FCC Chairman Ajit Pai argues that repealing net neutrality would force smaller companies to be more competitive and promote success, resulting in a competitive market that would ultimately benefit consumers. I have to disagree.

Now that it’s been repealed, those who benefit from it are the big corporations like Facebook, Google, Verizon and AT&T. What about the little guys who are trying to compete — how does someone like me compete with multi-billion-dollar corporations?

The corporations now potentially have the ability to decide the content that we see and use. Companies would have the ability to block or slow down competitors’ content unless the consumer wants to pay extra fees to view it. What will this do to indigenous people, LGBTQ communities, or those who are already struggling economically and rely on the open internet for conversation, education and resources that they can’t get otherwise?

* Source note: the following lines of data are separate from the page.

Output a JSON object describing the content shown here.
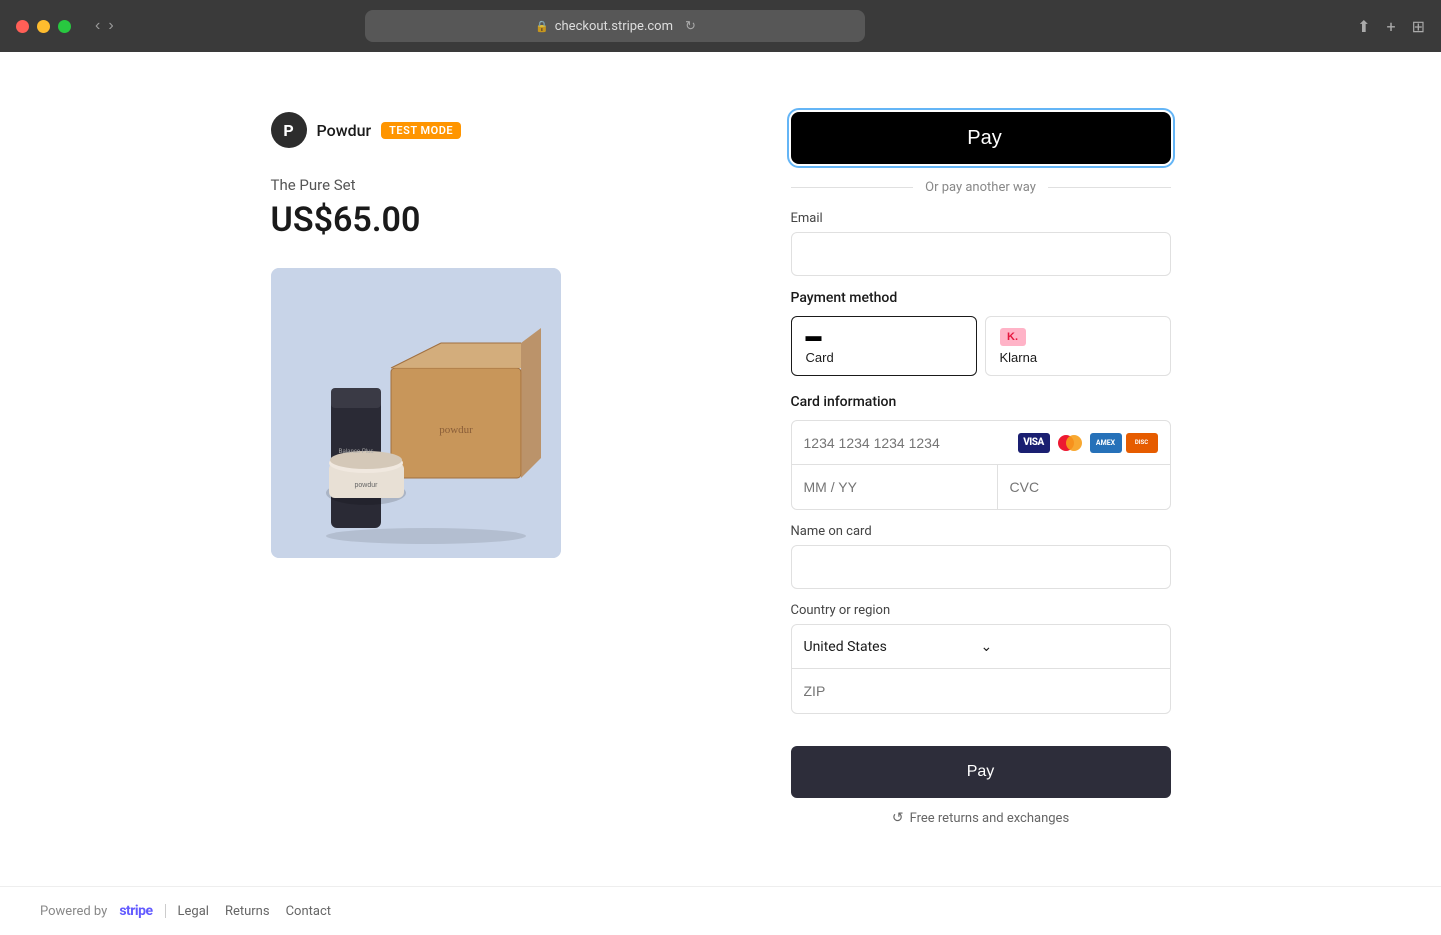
{
  "browser": {
    "url": "checkout.stripe.com"
  },
  "brand": {
    "logo_letter": "P",
    "name": "Powdur",
    "test_mode_label": "TEST MODE"
  },
  "product": {
    "name": "The Pure Set",
    "price": "US$65.00"
  },
  "apple_pay": {
    "label": "Pay"
  },
  "divider": {
    "text": "Or pay another way"
  },
  "form": {
    "email_label": "Email",
    "email_placeholder": "",
    "payment_method_label": "Payment method",
    "payment_methods": [
      {
        "id": "card",
        "label": "Card",
        "icon": "card"
      },
      {
        "id": "klarna",
        "label": "Klarna",
        "icon": "klarna"
      }
    ],
    "card_info_label": "Card information",
    "card_number_placeholder": "1234 1234 1234 1234",
    "expiry_placeholder": "MM / YY",
    "cvc_placeholder": "CVC",
    "name_label": "Name on card",
    "name_placeholder": "",
    "country_label": "Country or region",
    "country_value": "United States",
    "zip_placeholder": "ZIP"
  },
  "pay_button": {
    "label": "Pay"
  },
  "free_returns": {
    "text": "Free returns and exchanges"
  },
  "footer": {
    "powered_by": "Powered by",
    "stripe": "stripe",
    "links": [
      {
        "label": "Legal"
      },
      {
        "label": "Returns"
      },
      {
        "label": "Contact"
      }
    ]
  }
}
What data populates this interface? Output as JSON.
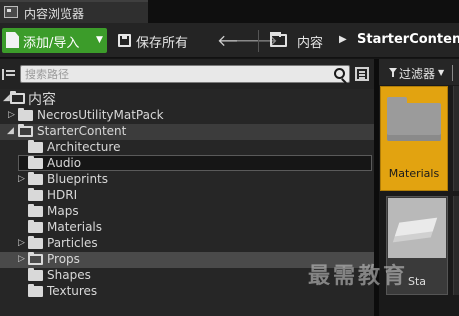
{
  "window": {
    "tab_title": "内容浏览器"
  },
  "toolbar": {
    "add_import_label": "添加/导入",
    "save_all_label": "保存所有",
    "back_arrow": "🡐",
    "forward_arrow": "🡒",
    "breadcrumb": [
      "内容",
      "StarterContent"
    ],
    "breadcrumb_separator": "▶"
  },
  "sources": {
    "search_placeholder": "搜索路径",
    "tree": [
      {
        "label": "内容",
        "depth": 0,
        "expanded": true,
        "state": "none"
      },
      {
        "label": "NecrosUtilityMatPack",
        "depth": 1,
        "expandable": true,
        "state": "none"
      },
      {
        "label": "StarterContent",
        "depth": 1,
        "expanded": true,
        "state": "selected"
      },
      {
        "label": "Architecture",
        "depth": 2,
        "expandable": false,
        "state": "none"
      },
      {
        "label": "Audio",
        "depth": 2,
        "expandable": false,
        "state": "focused"
      },
      {
        "label": "Blueprints",
        "depth": 2,
        "expandable": true,
        "state": "none"
      },
      {
        "label": "HDRI",
        "depth": 2,
        "expandable": false,
        "state": "none"
      },
      {
        "label": "Maps",
        "depth": 2,
        "expandable": false,
        "state": "none"
      },
      {
        "label": "Materials",
        "depth": 2,
        "expandable": false,
        "state": "none"
      },
      {
        "label": "Particles",
        "depth": 2,
        "expandable": true,
        "state": "none"
      },
      {
        "label": "Props",
        "depth": 2,
        "expandable": true,
        "state": "hovered"
      },
      {
        "label": "Shapes",
        "depth": 2,
        "expandable": false,
        "state": "none"
      },
      {
        "label": "Textures",
        "depth": 2,
        "expandable": false,
        "state": "none"
      }
    ]
  },
  "assets": {
    "filter_label": "过滤器",
    "items": [
      {
        "label": "Materials",
        "type": "folder",
        "selected": true
      },
      {
        "label": "Sta",
        "type": "static-mesh",
        "selected": false
      }
    ]
  },
  "watermark": "最需教育",
  "colors": {
    "accent_green": "#3c9c2a",
    "selection_orange": "#e2a310"
  }
}
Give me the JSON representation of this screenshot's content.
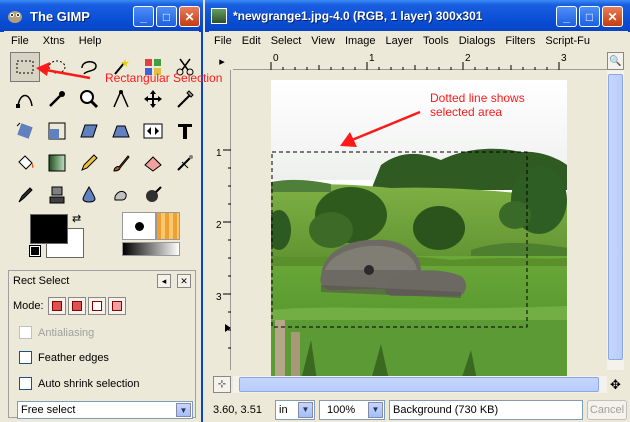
{
  "toolbox": {
    "title": "The GIMP",
    "menu": [
      "File",
      "Xtns",
      "Help"
    ],
    "tools": [
      "rect-select-icon",
      "ellipse-select-icon",
      "lasso-icon",
      "fuzzy-select-icon",
      "select-by-color-icon",
      "scissors-icon",
      "paths-icon",
      "color-picker-icon",
      "magnify-icon",
      "measure-icon",
      "move-icon",
      "crop-icon",
      "rotate-icon",
      "scale-icon",
      "shear-icon",
      "perspective-icon",
      "flip-icon",
      "text-icon",
      "bucket-fill-icon",
      "blend-icon",
      "pencil-icon",
      "paintbrush-icon",
      "eraser-icon",
      "airbrush-icon",
      "ink-icon",
      "clone-icon",
      "blur-icon",
      "smudge-icon",
      "dodge-burn-icon"
    ],
    "options": {
      "title": "Rect Select",
      "mode_label": "Mode:",
      "antialiasing": "Antialiasing",
      "feather": "Feather edges",
      "autoshrink": "Auto shrink selection",
      "select_value": "Free select"
    }
  },
  "image_window": {
    "title": "*newgrange1.jpg-4.0 (RGB, 1 layer) 300x301",
    "menu": [
      "File",
      "Edit",
      "Select",
      "View",
      "Image",
      "Layer",
      "Tools",
      "Dialogs",
      "Filters",
      "Script-Fu"
    ],
    "ruler_h": [
      "0",
      "1",
      "2",
      "3"
    ],
    "ruler_v": [
      "1",
      "2",
      "3"
    ],
    "status": {
      "coords": "3.60, 3.51",
      "unit": "in",
      "zoom": "100%",
      "layer_info": "Background (730 KB)",
      "cancel": "Cancel"
    }
  },
  "annotations": {
    "rect_label": "Rectangular Selection",
    "dotted_line1": "Dotted line shows",
    "dotted_line2": "selected area"
  },
  "colors": {
    "annotation": "#ff1a1a",
    "titlebar": "#0a4fd6"
  }
}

Net neutrality was a crucial aspect of an open internet. It gave people the ability to speak up about issues. The vote to repeal net neutrality is extremely disappointing. We should have been talking about this sooner.

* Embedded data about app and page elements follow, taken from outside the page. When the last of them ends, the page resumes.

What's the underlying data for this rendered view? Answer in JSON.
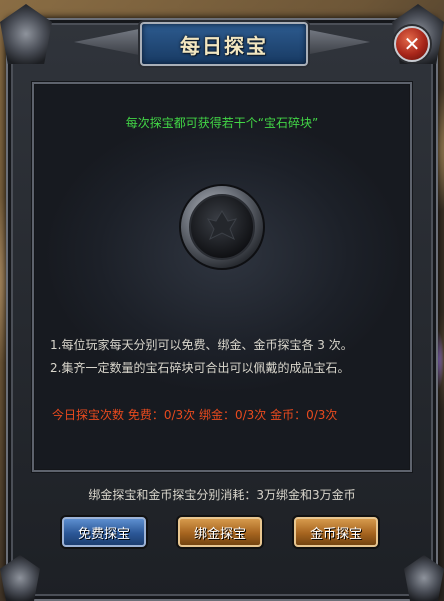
{
  "window": {
    "title": "每日探宝",
    "close_glyph": "✕"
  },
  "subtitle": "每次探宝都可获得若干个“宝石碎块”",
  "orb": {
    "icon": "gem-socket-icon"
  },
  "description": {
    "line1": "1.每位玩家每天分别可以免费、绑金、金币探宝各 3 次。",
    "line2": "2.集齐一定数量的宝石碎块可合出可以佩戴的成品宝石。"
  },
  "counts": {
    "text": "今日探宝次数  免费：0/3次  绑金：0/3次  金币：0/3次"
  },
  "cost_text": "绑金探宝和金币探宝分别消耗：3万绑金和3万金币",
  "buttons": {
    "free": "免费探宝",
    "bound_gold": "绑金探宝",
    "gold": "金币探宝"
  },
  "colors": {
    "subtitle": "#42d646",
    "counts": "#e84a1e",
    "title_plate": "#2d5b8f"
  }
}
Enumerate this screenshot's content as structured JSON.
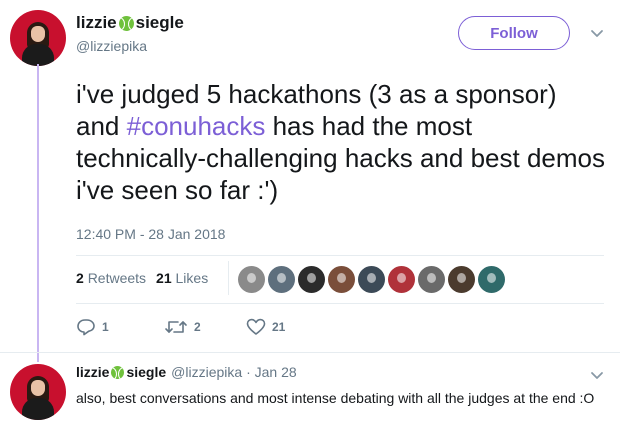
{
  "tweet": {
    "author": {
      "name_part1": "lizzie",
      "name_part2": "siegle",
      "handle": "@lizziepika"
    },
    "follow_label": "Follow",
    "text_before": "i've judged 5 hackathons (3 as a sponsor) and ",
    "hashtag": "#conuhacks",
    "text_after": " has had the most technically-challenging hacks and best demos i've seen so far :')",
    "timestamp": "12:40 PM - 28 Jan 2018",
    "retweets_count": "2",
    "retweets_label": "Retweets",
    "likes_count": "21",
    "likes_label": "Likes",
    "actions": {
      "reply_count": "1",
      "retweet_count": "2",
      "like_count": "21"
    },
    "liker_colors": [
      "#8a8a8a",
      "#5e6f7d",
      "#2b2b2b",
      "#7a4e3a",
      "#3c4a57",
      "#b0323a",
      "#6a6a6a",
      "#4b3b2e",
      "#2f6a6a"
    ]
  },
  "reply": {
    "author": {
      "name_part1": "lizzie",
      "name_part2": "siegle",
      "handle": "@lizziepika"
    },
    "separator": " · ",
    "date": "Jan 28",
    "text": "also, best conversations and most intense debating with all the judges at the end :O"
  },
  "colors": {
    "accent": "#7c5fd6",
    "muted": "#657786",
    "text": "#14171a",
    "thread": "#c9b6f2"
  }
}
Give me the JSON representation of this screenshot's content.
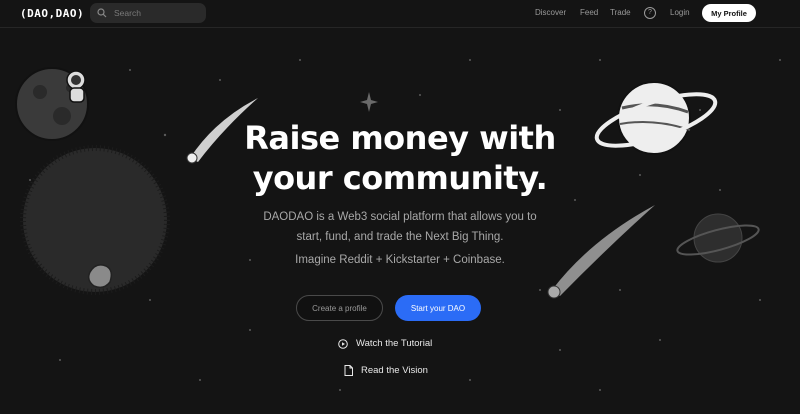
{
  "header": {
    "logo": "(DAO,DAO)",
    "search_placeholder": "Search",
    "nav": [
      "Discover",
      "Feed",
      "Trade"
    ],
    "help_label": "?",
    "login": "Login",
    "profile_button": "My Profile"
  },
  "hero": {
    "title_line1": "Raise money with",
    "title_line2": "your community.",
    "description_line1": "DAODAO is a Web3 social platform that allows you to",
    "description_line2": "start, fund, and trade the Next Big Thing.",
    "tagline": "Imagine Reddit + Kickstarter + Coinbase.",
    "create_profile": "Create a profile",
    "start_dao": "Start your DAO",
    "watch_tutorial": "Watch the Tutorial",
    "read_vision": "Read the Vision"
  },
  "colors": {
    "background": "#141414",
    "primary_button": "#2b6cf6"
  }
}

Taylor Ronan

Bangor

Don’t rollback clean car standards

Americans support cleaner cars. Not only are they environmentally friendly, they are cost efficient. Since the clean car standard was put in place, our air has been less polluted and we have seen the prices to fill a car with gas go down. The 2017 model cars even shut off while at a traffic light.

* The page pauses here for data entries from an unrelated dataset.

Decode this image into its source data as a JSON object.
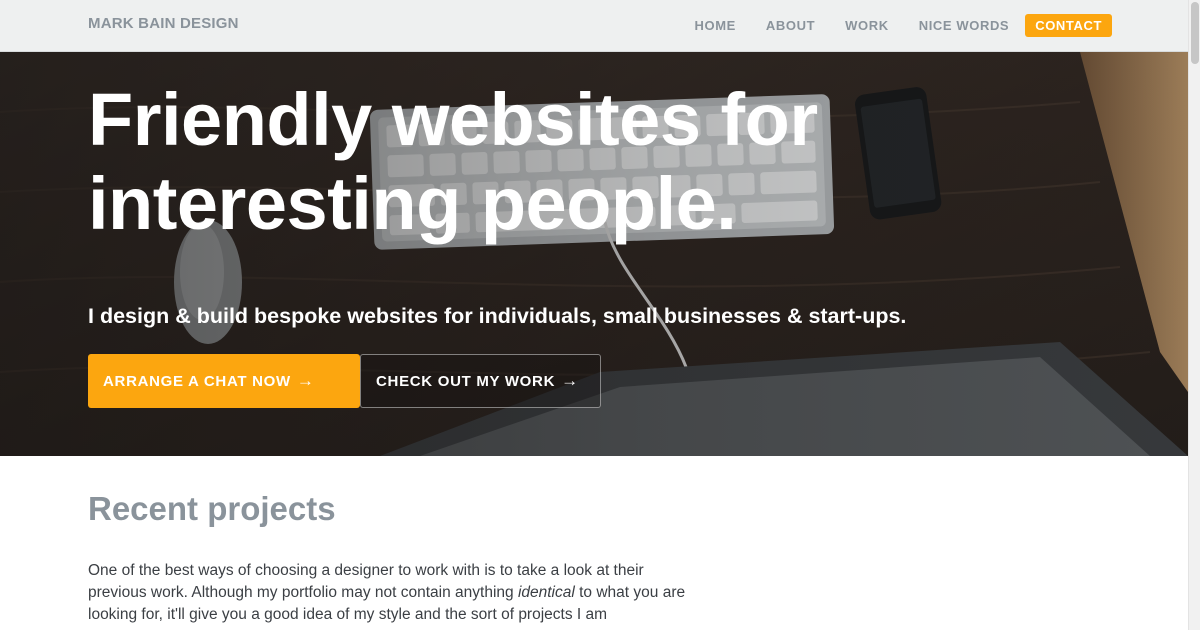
{
  "header": {
    "logo": "MARK BAIN DESIGN",
    "nav": {
      "home": "HOME",
      "about": "ABOUT",
      "work": "WORK",
      "nice_words": "NICE WORDS",
      "contact": "CONTACT"
    }
  },
  "hero": {
    "title_line1": "Friendly websites for",
    "title_line2": "interesting people.",
    "subtitle": "I design & build bespoke websites for individuals, small businesses & start-ups.",
    "primary_button": "ARRANGE A CHAT NOW",
    "secondary_button": "CHECK OUT MY WORK",
    "arrow": "→"
  },
  "projects": {
    "title": "Recent projects",
    "intro_part1": "One of the best ways of choosing a designer to work with is to take a look at their previous work. Although my portfolio may not contain anything ",
    "intro_emphasis": "identical",
    "intro_part2": " to what you are looking for, it'll give you a good idea of my style and the sort of projects I am"
  },
  "colors": {
    "accent": "#fca60f",
    "nav_text": "#8a939b",
    "header_bg": "#eef0f0",
    "body_text": "#3b3f44"
  }
}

The clean cars standard started the beginning of a more sufficient future for automobiles. These futuristic features are only bringing a positive change. Why would we want to reverse a working process, which the Trump administration is considering?

EPA Administrator Scott Pruitt needs to be removed from his position. He does not deserve the job he is in charge of. Let’s keep the air clean and not give up a process that is working.

Sarah Petrin

Lyman

Look beyond race

For those who believe “all lives matter,” for those of you who believe racism is no longer an issue, I understand. But you don’t, unless you have been scoured by onlookers’ eyes as you, a white individual, walk alongside a black individual. It’s easy to be ignorant when you aren’t living in the midst of others’ judgment.

Waiting to be seated for breakfast, a friend and I stood by the door when a gentleman passed through, after quickly glancing at me, his gaze hardened as it stopped on my friend. I tried to ignore the disapproving look. Once seated, my friend noticed an older white couple continually staring at us, my friend in particular. My friend seemed oblivious, but inside I felt their stare burrowing deeper as my white fingers interlocked with his black fingers. The woman passed by a few times, and I tensed with each passing.

Was it his blackness, the way he dressed or sat? Was it my whiteness, fraternizing with someone different than me?

The answer is, it doesn’t matter. Though we are not the same color, we share our vibrant stories with each other, creating a mosaic.

For those who see in only black and white, it is time to see in color.

Brianna Boudreau

Holden

A model in waste reduction

The article in the Dec. 10 BDN on the respected man from Maine who disposes of his trash bags only twice per year has a significant and far-reaching purpose. It is always beneficial for the general public to gain knowledge on simple ways to improve environmental conditions while striving to eliminate pollution. It also serves as an excellent jumping-off point for limiting the disposal of waste.

As a French teacher who lives in Carrabassett, Francois Moretto is unlike any other American. Years ago, he instituted a new lifestyle where he began composting his food waste outside and acting consciously at the grocery store to purchase food items in recyclable containers. To this day, he continues to strive in finding more creative ways to reuse the products that cycle through his house on a daily basis.

People from Bangor to Maine to nationwide could benefit in taking action similar to Moretto. If we all exuded the same passion and dedication toward limiting pollution, we could start the progression toward a healthier environment. It may seem like a greater effort to apply tactics similar to Moretto, but, ironically, taking the trash out once every six months is a much less time-consuming task.

Elizabeth Vanadia

Bangor